▸ WORK TASK:
Comb through the entries for "true" and pull out each line that holds it.

[[ INPUT FOR THIS TASK open ]]

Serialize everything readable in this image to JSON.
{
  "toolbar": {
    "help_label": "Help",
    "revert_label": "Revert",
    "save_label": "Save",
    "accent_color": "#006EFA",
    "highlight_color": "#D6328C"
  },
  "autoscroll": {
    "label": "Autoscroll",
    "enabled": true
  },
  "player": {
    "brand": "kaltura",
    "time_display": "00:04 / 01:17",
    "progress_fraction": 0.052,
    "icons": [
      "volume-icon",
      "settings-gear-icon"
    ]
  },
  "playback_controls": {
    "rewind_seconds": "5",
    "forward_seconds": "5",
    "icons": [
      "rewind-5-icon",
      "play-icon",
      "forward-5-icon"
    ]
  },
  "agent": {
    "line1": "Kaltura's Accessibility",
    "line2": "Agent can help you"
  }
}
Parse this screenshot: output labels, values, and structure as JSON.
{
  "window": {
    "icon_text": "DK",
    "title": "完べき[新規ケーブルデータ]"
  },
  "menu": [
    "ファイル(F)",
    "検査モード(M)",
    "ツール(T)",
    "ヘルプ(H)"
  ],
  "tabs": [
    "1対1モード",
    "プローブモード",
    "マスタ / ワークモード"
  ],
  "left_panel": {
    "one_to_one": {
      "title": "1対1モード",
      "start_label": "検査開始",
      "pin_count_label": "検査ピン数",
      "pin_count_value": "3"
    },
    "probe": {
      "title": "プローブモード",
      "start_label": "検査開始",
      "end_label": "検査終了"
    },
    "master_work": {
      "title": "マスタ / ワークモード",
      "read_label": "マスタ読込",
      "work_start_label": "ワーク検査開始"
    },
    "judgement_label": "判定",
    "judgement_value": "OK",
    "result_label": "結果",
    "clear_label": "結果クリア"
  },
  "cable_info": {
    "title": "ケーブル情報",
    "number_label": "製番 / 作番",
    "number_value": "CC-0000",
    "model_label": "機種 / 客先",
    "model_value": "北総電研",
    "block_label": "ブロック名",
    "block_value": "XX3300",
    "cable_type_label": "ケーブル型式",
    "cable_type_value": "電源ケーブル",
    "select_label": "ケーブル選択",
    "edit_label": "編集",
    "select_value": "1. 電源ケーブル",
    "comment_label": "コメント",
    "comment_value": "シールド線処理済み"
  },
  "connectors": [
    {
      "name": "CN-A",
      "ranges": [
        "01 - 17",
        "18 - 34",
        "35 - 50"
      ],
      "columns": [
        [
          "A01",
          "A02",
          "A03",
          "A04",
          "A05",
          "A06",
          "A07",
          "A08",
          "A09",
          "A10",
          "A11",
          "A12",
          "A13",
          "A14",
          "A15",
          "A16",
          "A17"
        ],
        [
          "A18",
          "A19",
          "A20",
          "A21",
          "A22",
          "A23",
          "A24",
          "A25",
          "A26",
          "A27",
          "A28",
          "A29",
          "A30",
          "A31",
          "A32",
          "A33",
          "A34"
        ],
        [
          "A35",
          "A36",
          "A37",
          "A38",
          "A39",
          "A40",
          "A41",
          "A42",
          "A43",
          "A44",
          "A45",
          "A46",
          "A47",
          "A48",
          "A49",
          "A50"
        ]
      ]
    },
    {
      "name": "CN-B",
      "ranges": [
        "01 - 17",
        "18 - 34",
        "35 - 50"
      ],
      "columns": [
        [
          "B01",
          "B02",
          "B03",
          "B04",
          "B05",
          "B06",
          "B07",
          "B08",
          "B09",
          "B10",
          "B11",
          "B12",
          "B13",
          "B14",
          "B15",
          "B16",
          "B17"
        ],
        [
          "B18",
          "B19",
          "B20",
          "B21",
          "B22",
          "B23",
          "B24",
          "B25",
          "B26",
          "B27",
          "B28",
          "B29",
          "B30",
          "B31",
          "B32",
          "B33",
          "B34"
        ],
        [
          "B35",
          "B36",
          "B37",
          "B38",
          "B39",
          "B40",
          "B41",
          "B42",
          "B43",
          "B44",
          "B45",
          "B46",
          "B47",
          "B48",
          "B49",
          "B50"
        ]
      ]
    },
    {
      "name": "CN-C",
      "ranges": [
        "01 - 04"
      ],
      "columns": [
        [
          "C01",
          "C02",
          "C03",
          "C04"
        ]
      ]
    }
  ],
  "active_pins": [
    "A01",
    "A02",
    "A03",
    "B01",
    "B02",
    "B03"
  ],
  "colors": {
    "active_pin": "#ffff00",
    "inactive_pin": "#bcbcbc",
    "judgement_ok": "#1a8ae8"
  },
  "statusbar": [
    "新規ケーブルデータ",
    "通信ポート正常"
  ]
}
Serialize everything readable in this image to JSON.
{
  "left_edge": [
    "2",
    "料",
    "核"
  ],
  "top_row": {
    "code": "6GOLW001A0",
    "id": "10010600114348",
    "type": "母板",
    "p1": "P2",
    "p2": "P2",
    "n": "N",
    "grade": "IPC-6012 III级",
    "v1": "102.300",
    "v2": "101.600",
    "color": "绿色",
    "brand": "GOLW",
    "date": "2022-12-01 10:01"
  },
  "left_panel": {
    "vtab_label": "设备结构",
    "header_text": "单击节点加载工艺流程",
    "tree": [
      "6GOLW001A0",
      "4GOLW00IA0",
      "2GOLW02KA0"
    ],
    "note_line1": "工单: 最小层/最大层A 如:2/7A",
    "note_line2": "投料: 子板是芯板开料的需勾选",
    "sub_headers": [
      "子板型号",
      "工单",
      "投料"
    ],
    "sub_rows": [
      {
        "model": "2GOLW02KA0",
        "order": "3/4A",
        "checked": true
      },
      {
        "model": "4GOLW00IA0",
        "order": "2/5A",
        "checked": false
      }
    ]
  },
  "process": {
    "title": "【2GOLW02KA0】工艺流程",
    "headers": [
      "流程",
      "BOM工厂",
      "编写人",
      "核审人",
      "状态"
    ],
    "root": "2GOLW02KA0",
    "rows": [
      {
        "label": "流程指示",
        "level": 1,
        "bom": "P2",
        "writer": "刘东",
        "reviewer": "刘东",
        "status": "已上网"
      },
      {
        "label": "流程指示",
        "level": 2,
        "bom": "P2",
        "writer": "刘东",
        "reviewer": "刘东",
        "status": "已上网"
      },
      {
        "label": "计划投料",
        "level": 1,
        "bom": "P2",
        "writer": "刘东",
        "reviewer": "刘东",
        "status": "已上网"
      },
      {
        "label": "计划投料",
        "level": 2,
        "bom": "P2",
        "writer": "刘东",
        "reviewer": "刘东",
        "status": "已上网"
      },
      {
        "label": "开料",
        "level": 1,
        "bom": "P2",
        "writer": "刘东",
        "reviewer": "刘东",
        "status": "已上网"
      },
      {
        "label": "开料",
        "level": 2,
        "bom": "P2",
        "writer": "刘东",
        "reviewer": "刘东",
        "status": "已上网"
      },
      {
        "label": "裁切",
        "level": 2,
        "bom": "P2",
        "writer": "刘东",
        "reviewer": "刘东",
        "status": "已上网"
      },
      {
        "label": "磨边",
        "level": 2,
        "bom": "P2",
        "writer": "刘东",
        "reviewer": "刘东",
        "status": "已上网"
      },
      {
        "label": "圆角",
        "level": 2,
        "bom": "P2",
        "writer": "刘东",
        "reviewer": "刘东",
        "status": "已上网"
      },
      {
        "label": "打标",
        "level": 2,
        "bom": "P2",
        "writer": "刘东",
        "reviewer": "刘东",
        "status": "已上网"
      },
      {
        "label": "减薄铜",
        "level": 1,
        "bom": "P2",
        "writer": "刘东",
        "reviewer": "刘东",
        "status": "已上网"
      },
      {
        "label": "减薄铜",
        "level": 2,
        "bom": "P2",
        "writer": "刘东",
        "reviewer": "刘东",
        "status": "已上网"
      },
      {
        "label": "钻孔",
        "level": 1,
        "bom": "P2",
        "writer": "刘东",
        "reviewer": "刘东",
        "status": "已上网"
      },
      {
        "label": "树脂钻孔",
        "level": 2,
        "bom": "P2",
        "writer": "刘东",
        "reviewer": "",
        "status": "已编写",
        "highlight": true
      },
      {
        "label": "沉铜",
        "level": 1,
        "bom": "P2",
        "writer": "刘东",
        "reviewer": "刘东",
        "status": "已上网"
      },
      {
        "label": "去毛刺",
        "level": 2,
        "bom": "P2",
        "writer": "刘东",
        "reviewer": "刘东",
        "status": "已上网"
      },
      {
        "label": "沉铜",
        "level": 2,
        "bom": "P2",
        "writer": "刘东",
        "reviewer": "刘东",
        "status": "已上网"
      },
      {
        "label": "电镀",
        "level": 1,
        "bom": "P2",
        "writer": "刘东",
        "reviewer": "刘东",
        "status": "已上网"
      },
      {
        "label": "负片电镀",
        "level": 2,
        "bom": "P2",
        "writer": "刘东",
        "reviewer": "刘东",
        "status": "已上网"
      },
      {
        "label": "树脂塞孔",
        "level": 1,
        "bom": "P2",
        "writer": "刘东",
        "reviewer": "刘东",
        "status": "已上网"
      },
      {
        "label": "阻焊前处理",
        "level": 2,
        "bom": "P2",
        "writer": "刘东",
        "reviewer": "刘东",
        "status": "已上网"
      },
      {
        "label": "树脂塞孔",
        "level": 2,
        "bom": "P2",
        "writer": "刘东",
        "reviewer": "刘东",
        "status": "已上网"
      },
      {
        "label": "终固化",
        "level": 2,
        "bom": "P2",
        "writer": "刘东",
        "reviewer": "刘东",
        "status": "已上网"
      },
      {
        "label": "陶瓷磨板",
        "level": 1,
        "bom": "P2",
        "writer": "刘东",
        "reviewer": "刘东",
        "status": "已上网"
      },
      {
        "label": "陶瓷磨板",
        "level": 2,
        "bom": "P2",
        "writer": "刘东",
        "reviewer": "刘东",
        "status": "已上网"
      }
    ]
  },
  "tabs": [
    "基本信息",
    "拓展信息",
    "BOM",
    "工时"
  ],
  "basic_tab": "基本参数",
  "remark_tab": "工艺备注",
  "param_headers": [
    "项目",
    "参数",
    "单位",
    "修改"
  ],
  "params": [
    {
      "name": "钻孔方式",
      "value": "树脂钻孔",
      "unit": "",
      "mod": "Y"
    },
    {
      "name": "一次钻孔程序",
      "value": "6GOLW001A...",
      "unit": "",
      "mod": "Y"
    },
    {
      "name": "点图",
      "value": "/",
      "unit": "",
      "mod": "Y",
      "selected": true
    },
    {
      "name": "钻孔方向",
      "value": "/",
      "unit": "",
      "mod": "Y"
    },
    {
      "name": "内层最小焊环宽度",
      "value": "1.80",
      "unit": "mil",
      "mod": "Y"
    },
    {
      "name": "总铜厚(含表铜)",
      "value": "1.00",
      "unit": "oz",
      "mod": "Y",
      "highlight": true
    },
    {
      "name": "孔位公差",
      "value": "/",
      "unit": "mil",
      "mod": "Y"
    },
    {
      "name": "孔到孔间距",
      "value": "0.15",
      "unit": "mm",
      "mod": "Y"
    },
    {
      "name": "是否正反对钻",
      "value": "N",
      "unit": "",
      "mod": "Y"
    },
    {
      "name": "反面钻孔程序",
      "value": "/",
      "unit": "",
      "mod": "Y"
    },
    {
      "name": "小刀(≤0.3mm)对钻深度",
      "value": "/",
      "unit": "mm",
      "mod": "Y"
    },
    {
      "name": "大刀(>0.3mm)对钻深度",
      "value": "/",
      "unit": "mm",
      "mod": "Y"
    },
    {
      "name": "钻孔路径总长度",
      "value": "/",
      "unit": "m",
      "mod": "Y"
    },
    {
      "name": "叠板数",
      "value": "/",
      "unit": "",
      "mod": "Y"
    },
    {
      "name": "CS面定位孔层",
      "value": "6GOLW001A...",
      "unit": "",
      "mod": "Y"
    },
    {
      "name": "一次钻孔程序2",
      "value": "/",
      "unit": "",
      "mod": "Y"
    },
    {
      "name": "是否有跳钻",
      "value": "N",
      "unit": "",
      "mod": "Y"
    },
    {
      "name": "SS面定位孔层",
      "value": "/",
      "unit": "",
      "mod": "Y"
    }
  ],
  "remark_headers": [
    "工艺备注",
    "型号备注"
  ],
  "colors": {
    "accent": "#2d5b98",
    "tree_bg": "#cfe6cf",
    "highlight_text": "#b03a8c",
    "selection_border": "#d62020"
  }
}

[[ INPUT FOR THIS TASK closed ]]

▸ YOUR RESPONSE:
    "enabled": true
        "checked": true
        "highlight": true
      "selected": true
      "highlight": true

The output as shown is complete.